Another great example is the BBC’s Sherlock. That series uses so many flashbacks that it’s become an integral part of the show’s storytelling. If you’ve seen the wedding episode from Season 3, you’ll know what I’m talking about.

Screen shot 2014-03-04 at 9.43.28 AM.png

The entire episode was a montage of flashbacks based on Sherlock’s and John’s cases -- cases we didn’t get to see play out in full episode format. Judging from the episode’s success, viewers certainly didn’t mind the use of flashbacks. Just like in The Book Thief and Code Name Verity, the flashbacks were entertaining and helped push the story forward.

What are some of your favorite novels, TV shows, or films that use flashbacks? Let us know in the comments!

Thanks so much for having me on the blog today, Lenore!


Official book summary:
One girl. Fifty-seven lives. Endless ways to die.
For as long as 17-year-old Alex Wayfare can remember, she has had visions of the past. Visions that make her feel like she’s really on a ship bound for America, living in Jamestown during the Starving Time, or riding the original Ferris wheel at the World’s Fair.

But these brushes with history pull her from her daily life without warning, sometimes leaving her with strange lasting effects and wounds she can’t explain. Trying to excuse away the aftereffects has booked her more time in the principal’s office than in any of her classes and a permanent place at the bottom of the social hierarchy. Alex is desperate to find out what her visions mean and get rid of them.

It isn’t until she meets Porter, a stranger who knows more than should be possible about her, that she learns the truth: Her visions aren’t really visions. Alex is a Descender – capable of traveling back in time by accessing Limbo, the space between Life and Afterlife. Alex is one soul with fifty-six past lives, fifty-six histories.

Fifty-six lifetimes to explore: the prospect is irresistible to Alex, especially when the same mysterious boy with soulful blue eyes keeps showing up in each of them. But the more she descends, the more it becomes apparent that someone doesn’t want Alex to travel again. Ever.

And will stop at nothing to make this life her last.

Author bio:

When she’s not writing, M.G. moonlights as a web designer and social media/creative director.
She’s the current web ninja lurking behind the hugely popular website,
a social network for YA (and kids!) book lovers. The 57 Lives of Alex Wayfare is her debut novel. M.G. lives nestled away in Michigan pines, surrounded by good coffee and good books, with her husband and son and three furbabies. Say hello on Twitter, Facebook, and Tumblr.

Order links:
Barnes & Noble | Books-a-Million | Amazon | Indiebound | The Book Depository | Waterstones


Christina said...

I do know that some readers loathe flashbacks, but I don't mind, so long as they're not less interesting than the larger narrative, and you pass that test for me. :-p

Man, I need to reread The Book Thief.

Elizabeth said...

My absolute favorite use of flashbacks & flash forwards was in LOST. They gave the characters so much depth, and made them almost like real people.
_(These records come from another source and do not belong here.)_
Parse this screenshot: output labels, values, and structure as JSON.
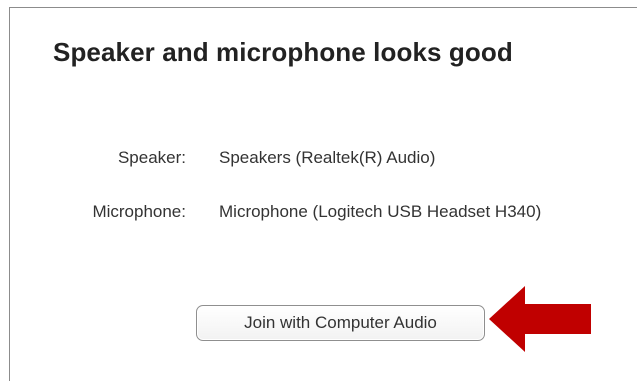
{
  "dialog": {
    "title": "Speaker and microphone looks good",
    "rows": [
      {
        "label": "Speaker:",
        "value": "Speakers (Realtek(R) Audio)"
      },
      {
        "label": "Microphone:",
        "value": "Microphone (Logitech USB Headset H340)"
      }
    ],
    "join_button_label": "Join with Computer Audio"
  },
  "annotation": {
    "icon": "arrow-left-icon",
    "color": "#c00000"
  }
}
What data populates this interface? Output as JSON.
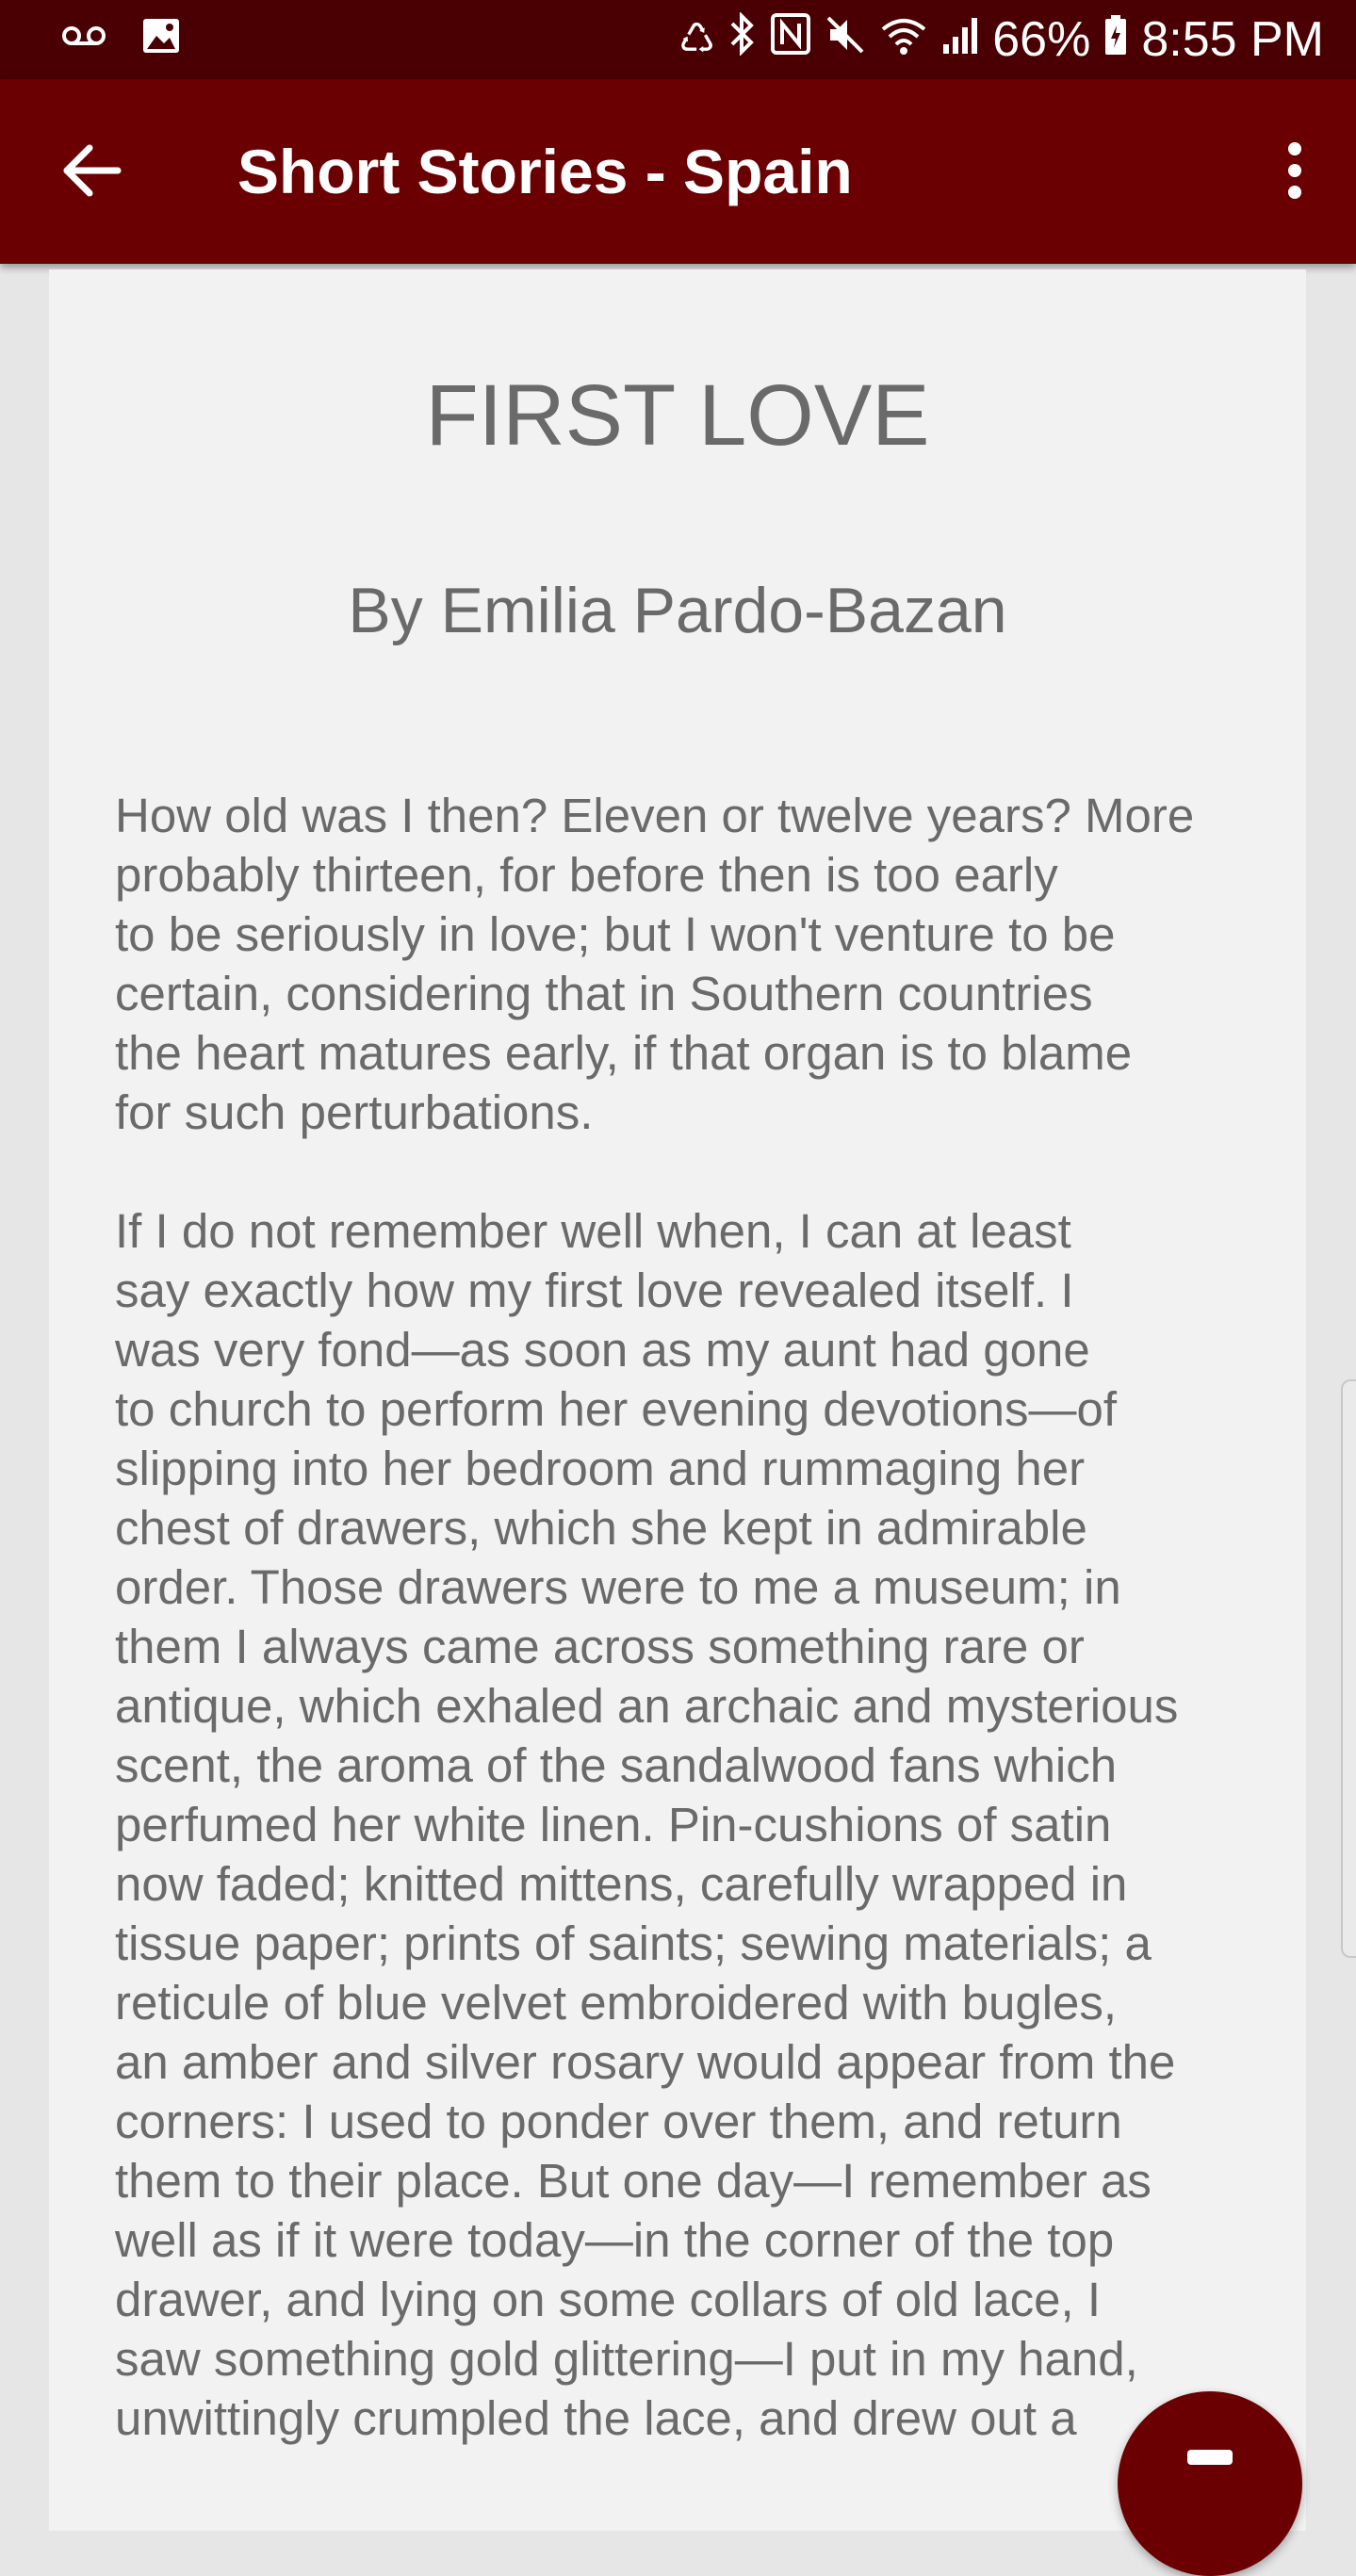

Some were so heartbreaking. *Sigh*, I still miss that show.